(Source material Opens)

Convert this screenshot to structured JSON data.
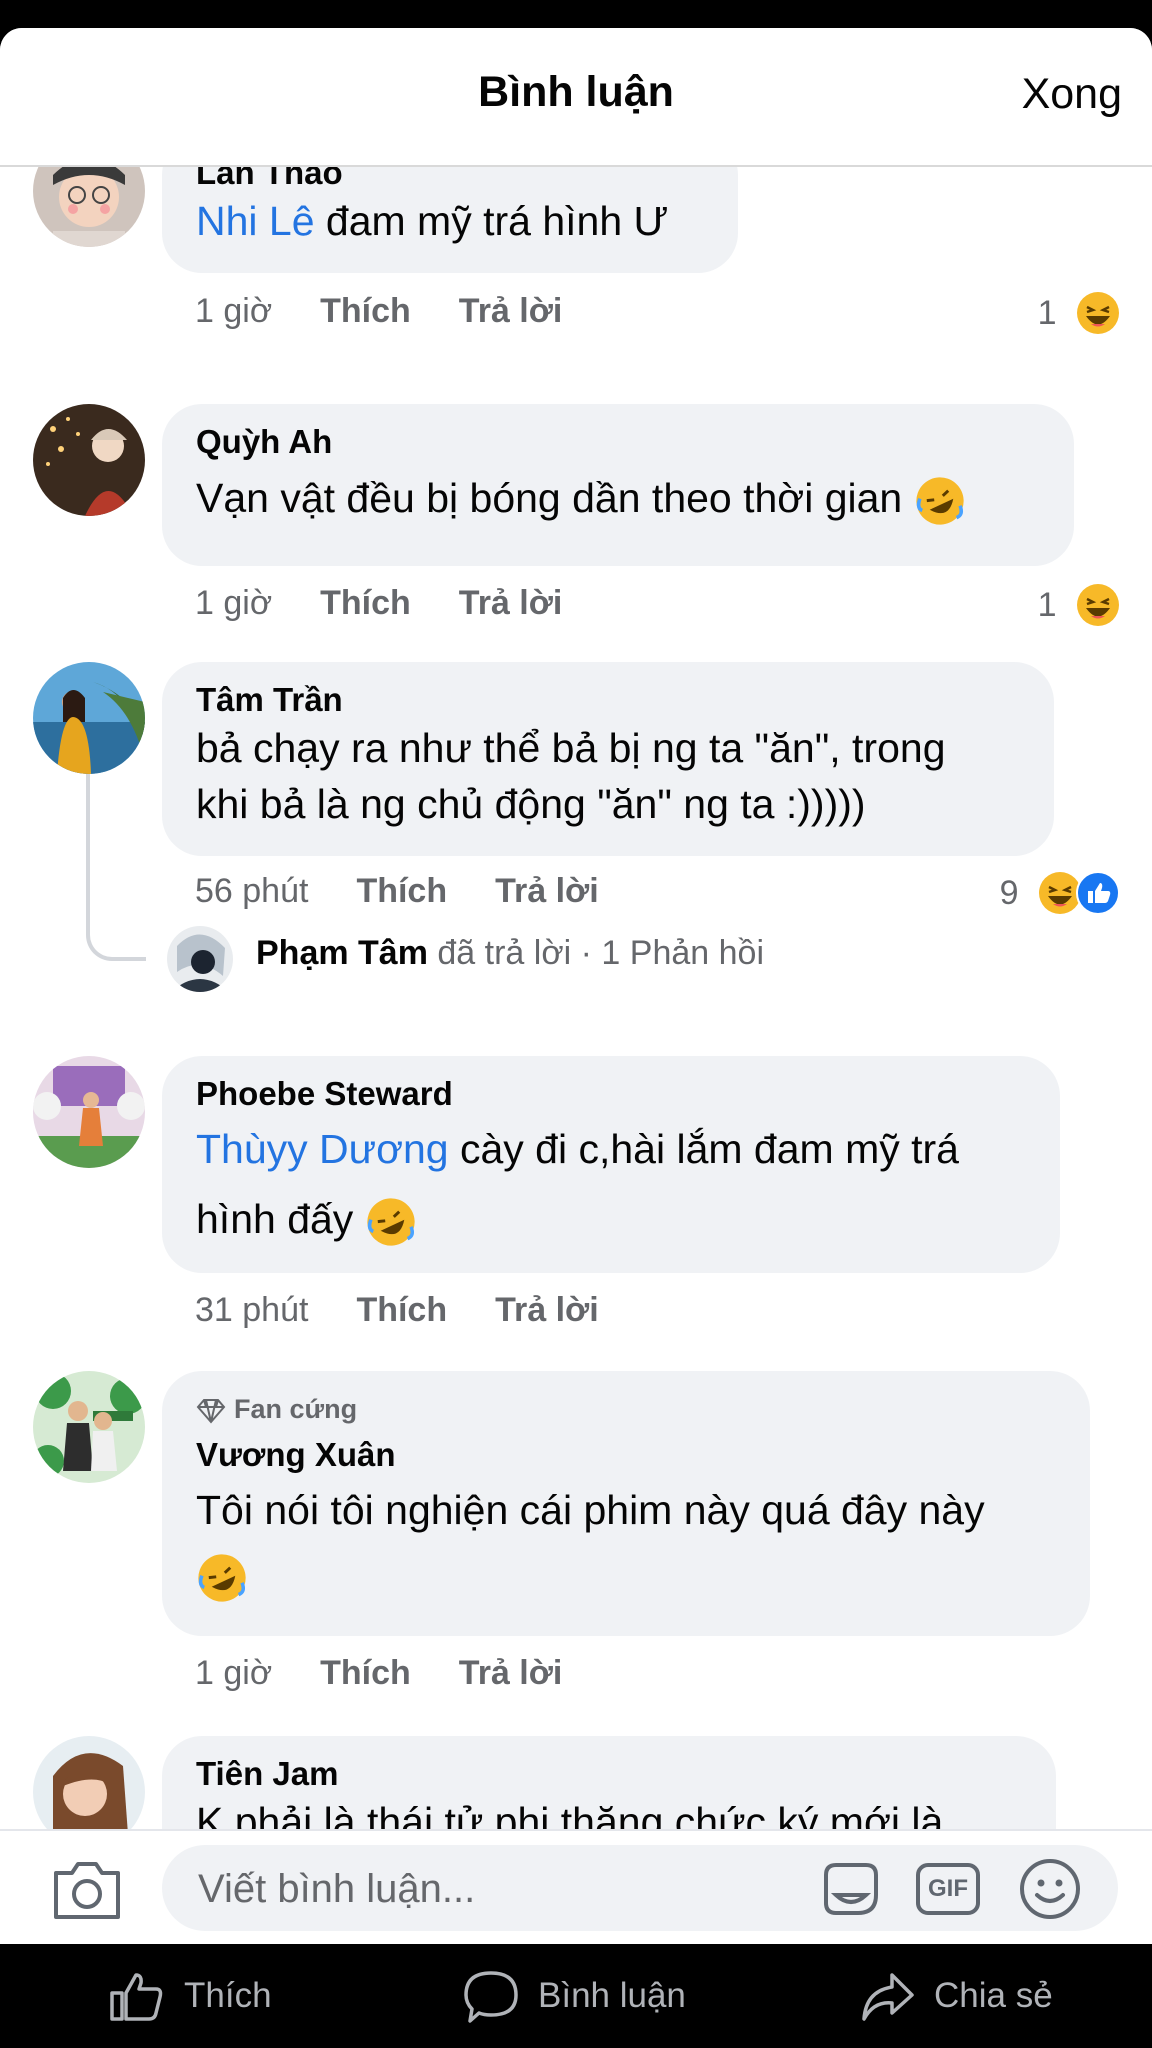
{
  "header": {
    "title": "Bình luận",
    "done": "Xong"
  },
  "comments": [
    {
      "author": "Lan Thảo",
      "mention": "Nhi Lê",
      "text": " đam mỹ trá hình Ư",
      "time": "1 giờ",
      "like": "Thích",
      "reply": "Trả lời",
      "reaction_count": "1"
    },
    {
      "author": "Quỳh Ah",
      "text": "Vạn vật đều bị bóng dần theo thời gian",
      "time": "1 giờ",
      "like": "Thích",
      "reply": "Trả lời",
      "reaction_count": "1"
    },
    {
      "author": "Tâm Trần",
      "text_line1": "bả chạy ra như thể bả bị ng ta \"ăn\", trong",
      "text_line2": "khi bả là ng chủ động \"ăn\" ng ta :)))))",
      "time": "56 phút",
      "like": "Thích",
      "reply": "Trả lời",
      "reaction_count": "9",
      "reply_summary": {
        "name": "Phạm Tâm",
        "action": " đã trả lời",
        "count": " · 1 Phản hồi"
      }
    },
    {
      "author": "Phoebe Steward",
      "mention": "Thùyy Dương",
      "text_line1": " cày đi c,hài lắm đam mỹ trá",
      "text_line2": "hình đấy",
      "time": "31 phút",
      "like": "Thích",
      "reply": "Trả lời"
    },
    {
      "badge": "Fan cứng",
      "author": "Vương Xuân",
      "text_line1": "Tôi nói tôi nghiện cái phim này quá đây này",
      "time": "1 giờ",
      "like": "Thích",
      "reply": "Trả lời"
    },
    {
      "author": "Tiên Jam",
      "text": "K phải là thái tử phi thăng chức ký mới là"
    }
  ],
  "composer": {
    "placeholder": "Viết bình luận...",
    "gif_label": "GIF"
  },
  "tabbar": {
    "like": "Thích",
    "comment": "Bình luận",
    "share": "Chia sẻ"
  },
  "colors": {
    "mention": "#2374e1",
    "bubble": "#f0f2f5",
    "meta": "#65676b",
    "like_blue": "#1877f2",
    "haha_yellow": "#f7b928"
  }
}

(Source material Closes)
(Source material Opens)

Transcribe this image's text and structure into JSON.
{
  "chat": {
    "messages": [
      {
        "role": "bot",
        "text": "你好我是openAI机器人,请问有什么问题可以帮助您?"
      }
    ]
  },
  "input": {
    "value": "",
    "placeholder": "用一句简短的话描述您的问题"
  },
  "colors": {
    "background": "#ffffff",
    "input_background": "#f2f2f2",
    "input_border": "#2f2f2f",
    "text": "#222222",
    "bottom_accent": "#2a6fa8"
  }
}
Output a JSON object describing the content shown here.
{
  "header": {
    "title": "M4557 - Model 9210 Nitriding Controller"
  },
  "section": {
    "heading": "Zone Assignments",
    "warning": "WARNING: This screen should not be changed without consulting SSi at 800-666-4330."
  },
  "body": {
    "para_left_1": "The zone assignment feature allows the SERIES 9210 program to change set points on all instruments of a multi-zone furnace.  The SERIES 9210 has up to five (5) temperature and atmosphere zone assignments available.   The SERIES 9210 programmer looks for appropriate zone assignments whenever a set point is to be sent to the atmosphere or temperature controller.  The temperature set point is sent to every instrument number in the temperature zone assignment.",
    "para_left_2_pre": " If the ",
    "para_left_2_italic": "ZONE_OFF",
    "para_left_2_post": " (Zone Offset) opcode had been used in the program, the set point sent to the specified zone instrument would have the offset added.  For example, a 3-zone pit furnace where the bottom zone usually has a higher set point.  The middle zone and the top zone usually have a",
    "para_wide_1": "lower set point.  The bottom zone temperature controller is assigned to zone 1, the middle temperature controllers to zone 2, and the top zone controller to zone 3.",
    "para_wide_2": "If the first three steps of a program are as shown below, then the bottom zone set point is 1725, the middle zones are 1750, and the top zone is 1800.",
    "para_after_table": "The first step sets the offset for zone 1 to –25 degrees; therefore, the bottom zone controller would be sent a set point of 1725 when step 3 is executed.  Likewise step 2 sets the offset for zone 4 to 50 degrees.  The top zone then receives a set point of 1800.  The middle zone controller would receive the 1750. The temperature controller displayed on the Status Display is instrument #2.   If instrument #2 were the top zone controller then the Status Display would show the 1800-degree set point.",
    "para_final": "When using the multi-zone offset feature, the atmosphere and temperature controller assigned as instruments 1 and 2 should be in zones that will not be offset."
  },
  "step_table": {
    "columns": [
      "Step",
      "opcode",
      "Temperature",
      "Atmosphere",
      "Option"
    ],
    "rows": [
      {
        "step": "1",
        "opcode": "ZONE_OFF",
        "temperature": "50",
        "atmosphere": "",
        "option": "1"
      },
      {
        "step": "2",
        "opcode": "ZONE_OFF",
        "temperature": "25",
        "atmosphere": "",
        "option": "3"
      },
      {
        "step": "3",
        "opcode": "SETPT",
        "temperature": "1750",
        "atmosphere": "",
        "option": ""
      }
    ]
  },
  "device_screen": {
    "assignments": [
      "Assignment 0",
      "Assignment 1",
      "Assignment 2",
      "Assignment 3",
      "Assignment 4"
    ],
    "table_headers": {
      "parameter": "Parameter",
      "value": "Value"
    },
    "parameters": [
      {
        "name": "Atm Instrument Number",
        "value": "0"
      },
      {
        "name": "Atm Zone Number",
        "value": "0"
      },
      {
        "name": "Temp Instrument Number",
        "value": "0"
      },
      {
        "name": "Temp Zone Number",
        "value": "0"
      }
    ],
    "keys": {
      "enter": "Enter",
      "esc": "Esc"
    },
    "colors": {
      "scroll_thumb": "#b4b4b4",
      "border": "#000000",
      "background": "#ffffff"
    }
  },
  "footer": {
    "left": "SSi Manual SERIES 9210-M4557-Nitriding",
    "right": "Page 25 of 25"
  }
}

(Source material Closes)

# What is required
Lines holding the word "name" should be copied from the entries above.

# Task result
        "name": "Phạm Tâm",
        "name": "Atm Instrument Number",
        "name": "Atm Zone Number",
        "name": "Temp Instrument Number",
        "name": "Temp Zone Number",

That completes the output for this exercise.